though they would have been no trifle; but a year or two after I casually met her in the park, where certainly I had no business to be. She was walking with a female relative. “Good morning, Mrs. Leighton: it is a (ovely day.” The glass to the eye, and a distant courtesy. “I wonder that the park is so deserted in this weather.” A second courtesy, partaking rather of the bow. If I have too much good-nature, I certainly seldom want assurance; and that is a kind of compensation-balance—a good set-off, as my brethren would say. “Laura, my dear, I fear the carriage will miss us; ” and so saying, my “honorable” client was meditating an escapade closely bordering on the cut direct. I resolved this should not succeed. “Apropos of the carriage, Mrs. Leighton, had you any more trouble with that rascally coach-maker, Stiffspring” “Oh, my dear Mr. Sharpe, I declare I didn’t know you ! don’t mention the fellow's name; you quite distress me, the horrid creature! but I can’t stop to talk now, for the wind is
very cold, (it was a sultry day in July 1) I shal! Fee you soon,” and so saying, she directly turned back, assuring “Laura” that the carriage must have gone the other way.
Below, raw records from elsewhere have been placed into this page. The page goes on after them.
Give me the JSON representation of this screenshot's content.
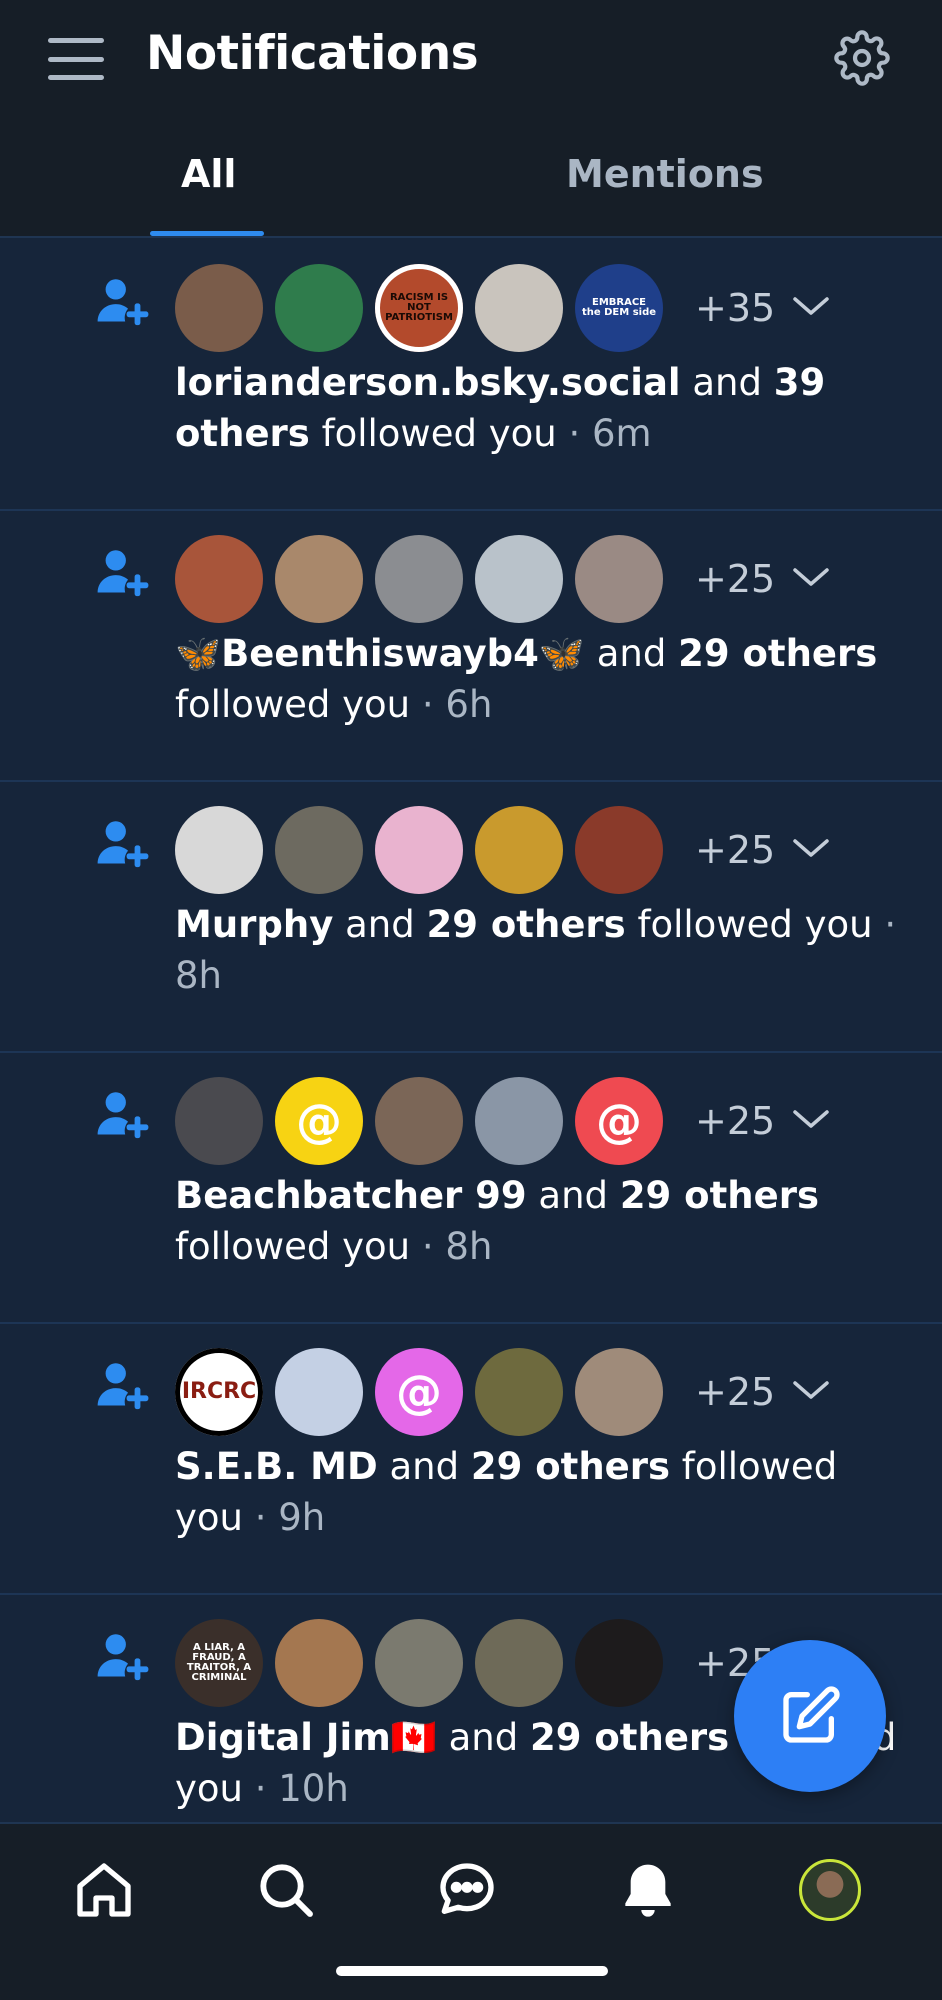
{
  "header": {
    "title": "Notifications",
    "menu_icon": "hamburger-menu-icon",
    "settings_icon": "gear-icon"
  },
  "tabs": [
    {
      "label": "All",
      "active": true
    },
    {
      "label": "Mentions",
      "active": false
    }
  ],
  "notifications": [
    {
      "more_count": "+35",
      "actor": "lorianderson.bsky.social",
      "connector": " and ",
      "others": "39 others",
      "action": " followed you",
      "time": " · 6m",
      "avatars": [
        {
          "bg": "#7a5c4a",
          "text": ""
        },
        {
          "bg": "#2f7c4c",
          "text": ""
        },
        {
          "bg": "#b34a2c",
          "text": "RACISM IS NOT PATRIOTISM",
          "ring": "#ffffff"
        },
        {
          "bg": "#c9c4bd",
          "text": ""
        },
        {
          "bg": "#1f3f8a",
          "text": "EMBRACE the DEM side"
        }
      ]
    },
    {
      "more_count": "+25",
      "actor": "🦋Beenthiswayb4🦋",
      "connector": " and ",
      "others": "29 others",
      "action": " followed you",
      "time": " · 6h",
      "avatars": [
        {
          "bg": "#a8553a",
          "text": ""
        },
        {
          "bg": "#a9886b",
          "text": ""
        },
        {
          "bg": "#8b8d91",
          "text": ""
        },
        {
          "bg": "#b9c2ca",
          "text": ""
        },
        {
          "bg": "#9a8a84",
          "text": ""
        }
      ]
    },
    {
      "more_count": "+25",
      "actor": "Murphy",
      "connector": " and ",
      "others": "29 others",
      "action": " followed you",
      "time": " · 8h",
      "avatars": [
        {
          "bg": "#d8d8d8",
          "text": ""
        },
        {
          "bg": "#6d6a60",
          "text": ""
        },
        {
          "bg": "#e9b3cf",
          "text": ""
        },
        {
          "bg": "#c99a2d",
          "text": ""
        },
        {
          "bg": "#8a3a2a",
          "text": ""
        }
      ]
    },
    {
      "more_count": "+25",
      "actor": "Beachbatcher 99",
      "connector": " and ",
      "others": "29 others",
      "action": " followed you",
      "time": " · 8h",
      "avatars": [
        {
          "bg": "#4a4a4f",
          "text": ""
        },
        {
          "bg": "#f7d313",
          "text": "@"
        },
        {
          "bg": "#7b6657",
          "text": ""
        },
        {
          "bg": "#8a96a6",
          "text": ""
        },
        {
          "bg": "#ef4a51",
          "text": "@"
        }
      ]
    },
    {
      "more_count": "+25",
      "actor": "S.E.B. MD",
      "connector": " and ",
      "others": "29 others",
      "action": " followed you",
      "time": " · 9h",
      "avatars": [
        {
          "bg": "#ffffff",
          "text": "IRCRC",
          "ring": "#000000"
        },
        {
          "bg": "#c4d0e4",
          "text": ""
        },
        {
          "bg": "#e468e8",
          "text": "@"
        },
        {
          "bg": "#6e6a3e",
          "text": ""
        },
        {
          "bg": "#9f8b7a",
          "text": ""
        }
      ]
    },
    {
      "more_count": "+25",
      "actor": "Digital Jim🇨🇦",
      "connector": " and ",
      "others": "29 others",
      "action": " followed you",
      "time": " · 10h",
      "avatars": [
        {
          "bg": "#3a2f2a",
          "text": "A LIAR, A FRAUD, A TRAITOR, A CRIMINAL"
        },
        {
          "bg": "#a47750",
          "text": ""
        },
        {
          "bg": "#7b7a6f",
          "text": ""
        },
        {
          "bg": "#6e6a58",
          "text": ""
        },
        {
          "bg": "#1d1b1c",
          "text": ""
        }
      ]
    }
  ],
  "fab": {
    "icon": "compose-icon"
  },
  "bottom_nav": [
    {
      "name": "home",
      "icon": "home-icon"
    },
    {
      "name": "search",
      "icon": "search-icon"
    },
    {
      "name": "chat",
      "icon": "chat-icon"
    },
    {
      "name": "notifications",
      "icon": "bell-icon"
    },
    {
      "name": "profile",
      "icon": "profile-avatar"
    }
  ],
  "colors": {
    "accent": "#2e8bef",
    "background": "#16253a",
    "header": "#161e27",
    "fab": "#2d7ff5"
  }
}
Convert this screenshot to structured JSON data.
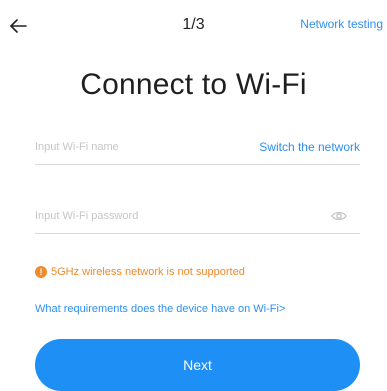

I pursued my own; and never have seen her since, though I hear she is again in the same quagmire in which I first found her: and there she may
remain for me.
“Non nostrum inter WOS taxtaS componere lites.”—ECL. III.
It was my destiny, for a long time, to fall in with most unmanageable clients. I have no doubt that every solicitor who has to make his own connexion, as it is called, meets with the same adventures, more or less; but I cannot help thinking that I have had more than my fair share. There are two classes of clients that I have always found especially fickle and difficult to please; and yet in the first instance, they are always the most confiding and apparently the most docile. Docility is a great point in a client: some attorneys will laud ductility as a better virtue, and very near akin to it; I will not dispute this, when the client has the other properties of gold; but by docility, I mean something between ductility, pliability, and capability: whereas clients of the classes I am about to mention have very sel. dom any of either of these good qualities after their first or second interview.
Whatever wears a petticoat, whether ladies or clergymen, is an absolute nuisance in an attorney’s office. I have given a specimen of both, but not exactly in the character to which I now allude.
One day when I was meditating gravely on the past, and speculating anxiously on the future, each foot on the hob, and leaning back in my office chair, which began now to exhibit a little of the professional dignity of fading morocco, a portly gentleman, with a rosy face that confessed to a daily bottle of port for at least forty summers, was announced as “the Venerable the Archdeacon Tithestraw.” I rose, and bowed, and offered him the professional throne on which I had been myself seated, not, I protest, from any obsequious deference, though I own to certain pleasurable anticipations of an exchequer suit, but simply because my mind misgave me as to the sufficiency of any other chair in the room, adequate to his safe reception, in point of strength and capacity.
“You are a Cambridge man, Mr. Sharpe?”